The interior scenes set at Drover's Run are all, in fact, filmed inside the house. It added authenticity to the production, and it was convenient in that the large rooms and high ceilings were ideal for filming. Kingsford was a working farm in its day.
The show was shot on Super 16 mm film, and is the first Australian drama series to be delivered in HDTV format. Three cameras were used, two on main unit and the third on second unit. The cinematography is vast. Director of photography, Roger Dowling had created the illusion that the series is shot on 50,000 hectare property in the Australian bush, instead of on a heritage estate, the size of a hobby farm, one hour north of Adelaide.
|Season||Timeslot||Episode count||Season premiere||Season finale||Television season||Rank||Viewers|
|1||Wednesday 7:30 pm||22||8 August 2001||20 March 2002||2001–2002||#7||1.51|
|2||Wednesday 7:30 pm||22||27 March 2002||16 October 2002||2002||#10||1.41|
|3||Wednesday 7:30 pm||30||12 February 2003||29 October 2003||2003||#6||1.50|
|4||Wednesday 7:30 pm||32||11 February 2004||24 November 2004||2004||#3[a]||1.52|
|5||Wednesday 7:30 pm||32||9 February 2005||23 November 2005||2005||#6b||1.35|
|6||Wednesday 7:30 pm||32||15 February 2006||29 November 2006||2006||#5c||1.31|
|7||Wednesday 7:30 pm||32||7 February 2007||17 October 2007||2007||#11d||1.18|
|8||Wednesday 8:30 pm (1–3)
Saturday 8:30 pm (4–6), 10:00 pm (7–8), 9:30 pm (9–22)
|22||23 July 2008||31 January 2009||2008–2009||#29e||0.63|
The final season began airing in the UK on the Hallmark Channel (now Universal Channel) on 12 October 2008 with double episodes every Sunday morning from 11:00 am to 1:00 pm. The final two episode aired in the UK on Sunday 21 December 2008, a month before the episodes aired in Australia. The show continues to air repeat episode on the Universal Channel weekday mornings at 6.00am, usually only seasons 6-8 in rotation.
In Germany the final two episodes aired on 4 November 2008 in a German-dubbed-version, what is actually more than one month before airing in the UK in the original language.
In Ireland, RTÉ Two began airing the final season in mid-2010 in a late-night time slot, with the final episode airing early 2011. This was the first time season 8 had been shown on the channel, as RTÉ had long period gaps between each season. In early 2011, the channel began airing the series from the beginning, but was stopped less than halfway through the first season, possibly due to the expiration of RTÉ's contract with the series.
In the US, the series debuted on the WE tv (Women's Entertainment) cable channel, and ran for several seasons. Netflix made all 8 seasons available to US subscribers for instant viewing in 2009, and remains available as of 2013.
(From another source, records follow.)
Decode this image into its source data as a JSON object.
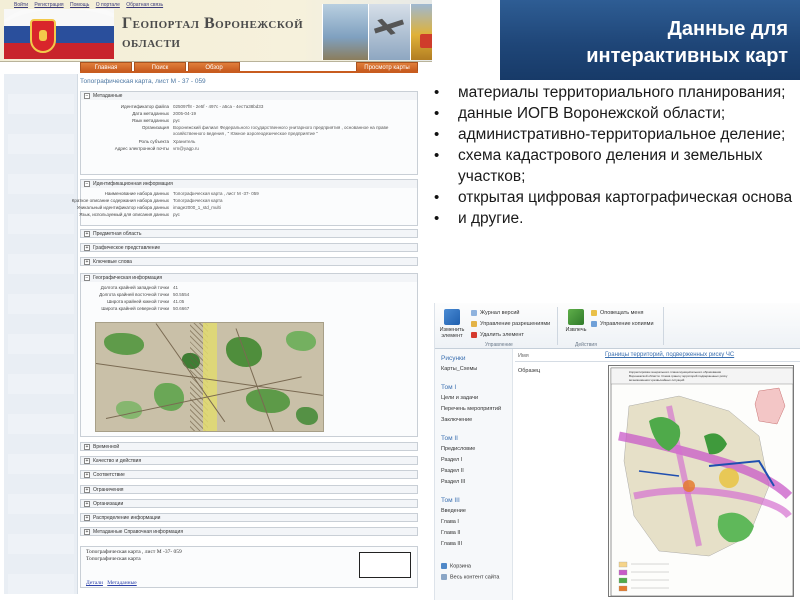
{
  "geoportal": {
    "top_links": [
      "Войти",
      "Регистрация",
      "Помощь",
      "О портале",
      "Обратная связь"
    ],
    "title_line1": "Геопортал Воронежской",
    "title_line2": "области",
    "nav": {
      "main": "Главная",
      "search": "Поиск",
      "overview": "Обзор",
      "view_map": "Просмотр карты"
    },
    "doc_title": "Топографическая карта, лист М - 37 - 059",
    "metadata_section": {
      "header": "Метаданные",
      "rows": [
        {
          "key": "Идентификатор файла",
          "value": "025097f8 - 2e5f - 497c - a5ca - 4ec7a38bd33"
        },
        {
          "key": "Дата метаданных",
          "value": "2005-04-19"
        },
        {
          "key": "Язык метаданных",
          "value": "рус"
        },
        {
          "key": "Организация",
          "value": "Воронежский филиал Федерального государственного унитарного предприятия , основанное на праве хозяйственного ведения , \" Южное аэрогеодезическое предприятие \""
        },
        {
          "key": "Роль субъекта",
          "value": "Хранитель"
        },
        {
          "key": "Адрес электронной почты",
          "value": "vrn@yagp.ru"
        }
      ]
    },
    "ident_section": {
      "header": "Идентификационная информация",
      "rows": [
        {
          "key": "Наименование набора данных",
          "value": "Топографическая карта , лист М -37- 059"
        },
        {
          "key": "Краткое описание содержания набора данных",
          "value": "Топографическая карта"
        },
        {
          "key": "Уникальный идентификатор набора данных",
          "value": "image2000_1_std_multi"
        },
        {
          "key": "Язык, используемый для описания данных",
          "value": "рус"
        }
      ]
    },
    "collapsed_sections_top": [
      "Предметная область",
      "Графическое представление",
      "Ключевые слова"
    ],
    "geo_section": {
      "header": "Географическая информация",
      "rows": [
        {
          "key": "Долгота крайней западной точки",
          "value": "41"
        },
        {
          "key": "Долгота крайней восточной точки",
          "value": "50.5554"
        },
        {
          "key": "Широта крайней южной точки",
          "value": "41.05"
        },
        {
          "key": "Широта крайней северной точки",
          "value": "50.6667"
        }
      ]
    },
    "collapsed_sections_bottom": [
      "Временной",
      "Качество и действия",
      "Соответствие",
      "Ограничения",
      "Организации",
      "Распределение информации",
      "Метаданные Справочная информация"
    ],
    "footer": {
      "line1": "Топографическая карта , лист М -37- 059",
      "line2": "Топографическая карта",
      "links": [
        "Детали",
        "Метаданные"
      ]
    }
  },
  "slide": {
    "title_line1": "Данные для",
    "title_line2": "интерактивных карт",
    "bullets": [
      "материалы территориального планирования;",
      "данные ИОГВ Воронежской области;",
      "административно-территориальное деление;",
      "схема кадастрового деления и земельных участков;",
      "открытая цифровая картографическая основа",
      "и другие."
    ]
  },
  "sharepoint": {
    "ribbon": {
      "edit_item": "Изменить элемент",
      "version_log": "Журнал версий",
      "manage_permissions": "Управление разрешениями",
      "delete_item": "Удалить элемент",
      "group_manage": "Управление",
      "extract": "Извлечь",
      "alert_me": "Оповещать меня",
      "manage_copies": "Управление копиями",
      "group_actions": "Действия"
    },
    "nav": {
      "pictures_head": "Рисунки",
      "maps_schemes": "Карты_Схемы",
      "vol1": "Том I",
      "vol1_items": [
        "Цели и задачи",
        "Перечень мероприятий",
        "Заключение"
      ],
      "vol2": "Том II",
      "vol2_items": [
        "Предисловие",
        "Раздел I",
        "Раздел II",
        "Раздел III"
      ],
      "vol3": "Том III",
      "vol3_items": [
        "Введение",
        "Глава I",
        "Глава II",
        "Глава III"
      ],
      "recycle": "Корзина",
      "all_content": "Весь контент сайта"
    },
    "col_name": "Имя",
    "sample": "Образец",
    "doc_title": "Границы территорий, подверженных риску ЧС",
    "plan_heading": "Корректировка генерального плана муниципального образования Воронежской области. Схема границ территорий подверженных риску возникновения чрезвычайных ситуаций"
  },
  "colors": {
    "slide_header": "#1f4678",
    "nav_orange": "#c85c1f",
    "link_blue": "#3a6fb0"
  }
}
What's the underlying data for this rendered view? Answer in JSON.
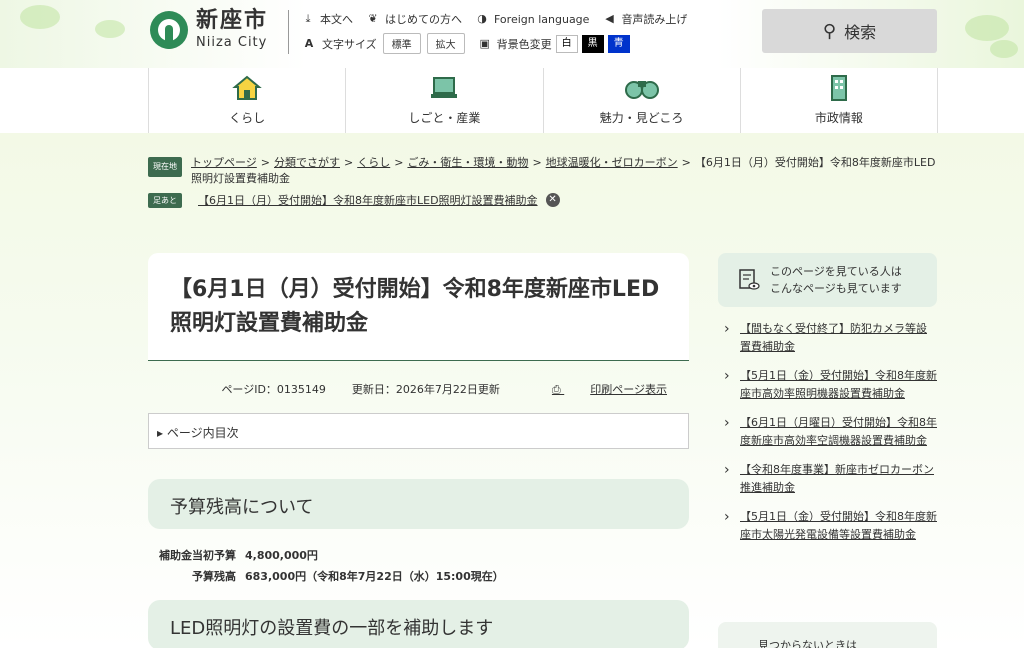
{
  "header": {
    "logo_ja": "新座市",
    "logo_en": "Niiza City",
    "links": [
      {
        "label": "本文へ",
        "icon": "download-icon"
      },
      {
        "label": "はじめての方へ",
        "icon": "leaf-icon"
      },
      {
        "label": "Foreign language",
        "icon": "globe-icon"
      },
      {
        "label": "音声読み上げ",
        "icon": "speaker-icon"
      }
    ],
    "font_size_label": "文字サイズ",
    "font_size_buttons": [
      "標準",
      "拡大"
    ],
    "bg_color_label": "背景色変更",
    "bg_color_buttons": [
      "白",
      "黒",
      "青"
    ],
    "search_label": "検索"
  },
  "nav": {
    "items": [
      {
        "label": "くらし",
        "icon": "house-icon"
      },
      {
        "label": "しごと・産業",
        "icon": "laptop-icon"
      },
      {
        "label": "魅力・見どころ",
        "icon": "binoculars-icon"
      },
      {
        "label": "市政情報",
        "icon": "building-icon"
      }
    ]
  },
  "breadcrumb": {
    "tag": "現在地",
    "items": [
      "トップページ",
      "分類でさがす",
      "くらし",
      "ごみ・衛生・環境・動物",
      "地球温暖化・ゼロカーボン"
    ],
    "current": "【6月1日（月）受付開始】令和8年度新座市LED照明灯設置費補助金"
  },
  "footmark": {
    "tag": "足あと",
    "link": "【6月1日（月）受付開始】令和8年度新座市LED照明灯設置費補助金"
  },
  "page": {
    "title": "【6月1日（月）受付開始】令和8年度新座市LED照明灯設置費補助金",
    "page_id": "ページID：0135149",
    "updated": "更新日：2026年7月22日更新",
    "print": "印刷ページ表示",
    "toc": "ページ内目次",
    "section1": "予算残高について",
    "budget": [
      {
        "label": "補助金当初予算",
        "value": "4,800,000円"
      },
      {
        "label": "予算残高",
        "value": "683,000円（令和8年7月22日（水）15:00現在）"
      }
    ],
    "section2": "LED照明灯の設置費の一部を補助します"
  },
  "sidebar": {
    "heading": "このページを見ている人は\nこんなページも見ています",
    "items": [
      "【間もなく受付終了】防犯カメラ等設置費補助金",
      "【5月1日（金）受付開始】令和8年度新座市高効率照明機器設置費補助金",
      "【6月1日（月曜日）受付開始】令和8年度新座市高効率空調機器設置費補助金",
      "【令和8年度事業】新座市ゼロカーボン推進補助金",
      "【5月1日（金）受付開始】令和8年度新座市太陽光発電設備等設置費補助金"
    ],
    "heading2": "見つからないときは"
  },
  "colors": {
    "accent": "#3d6b4f",
    "section_bg": "#e4f0e6",
    "search_bg": "#d9d9d9"
  }
}
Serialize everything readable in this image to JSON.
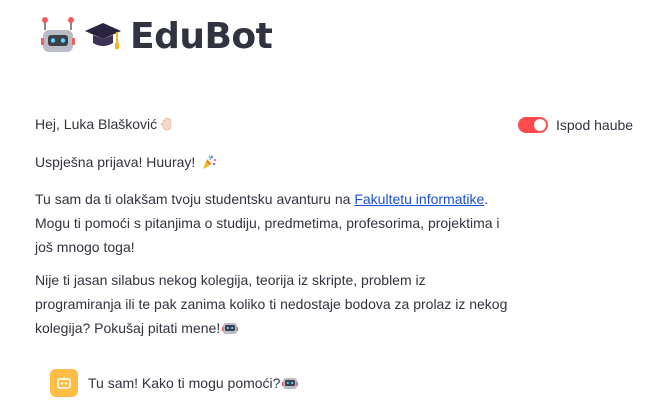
{
  "header": {
    "icons": [
      "robot-emoji",
      "graduation-cap-emoji"
    ],
    "title": "EduBot"
  },
  "greeting": {
    "text": "Hej, Luka Blašković",
    "icon": "waving-hand-emoji"
  },
  "success": {
    "text": "Uspješna prijava! Huuray!",
    "icon": "party-popper-emoji"
  },
  "intro": {
    "before": "Tu sam da ti olakšam tvoju studentsku avanturu na ",
    "link": "Fakultetu informatike",
    "after": ". Mogu ti pomoći s pitanjima o studiju, predmetima, profesorima, projektima i još mnogo toga!"
  },
  "offer": {
    "text": "Nije ti jasan silabus nekog kolegija, teorija iz skripte, problem iz programiranja ili te pak zanima koliko ti nedostaje bodova za prolaz iz nekog kolegija? Pokušaj pitati mene!",
    "icon": "robot-emoji"
  },
  "toggle": {
    "label": "Ispod haube",
    "state": "on",
    "color": "#ff4b4b"
  },
  "chat": {
    "avatar": "bot-icon",
    "avatar_color": "#ffbd45",
    "message": "Tu sam! Kako ti mogu pomoći?",
    "icon": "robot-emoji"
  }
}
|1||5 VHS tapes||1–22|
|2||5 VHS tapes||23–44|
|3||6 VHS tapes||45–74|
|4||7 VHS tapes||75–106|
|Region 1||Region 4|